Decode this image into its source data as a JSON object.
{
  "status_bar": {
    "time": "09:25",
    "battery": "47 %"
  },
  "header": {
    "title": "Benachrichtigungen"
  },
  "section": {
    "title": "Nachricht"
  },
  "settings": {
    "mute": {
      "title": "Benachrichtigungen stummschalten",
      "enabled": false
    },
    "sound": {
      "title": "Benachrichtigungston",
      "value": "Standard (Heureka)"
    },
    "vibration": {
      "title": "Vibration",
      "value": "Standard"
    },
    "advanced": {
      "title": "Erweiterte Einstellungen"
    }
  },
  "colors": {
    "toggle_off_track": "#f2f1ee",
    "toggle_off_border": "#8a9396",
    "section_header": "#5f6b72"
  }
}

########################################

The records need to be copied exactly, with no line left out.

Decode this image into its source data as a JSON object.
{
  "status_bar": {
    "time": "09:25",
    "battery": "47 %"
  },
  "header": {
    "title": "Benachrichtigungen"
  },
  "section": {
    "title": "Nachricht"
  },
  "settings": {
    "mute": {
      "title": "Benachrichtigungen stummschalten",
      "enabled": false
    },
    "sound": {
      "title": "Benachrichtigungston",
      "value": "Standard (Heureka)"
    },
    "vibration": {
      "title": "Vibration",
      "value": "Standard"
    },
    "advanced": {
      "title": "Erweiterte Einstellungen"
    }
  },
  "colors": {
    "toggle_off_track": "#f2f1ee",
    "toggle_off_border": "#8a9396",
    "section_header": "#5f6b72"
  }
}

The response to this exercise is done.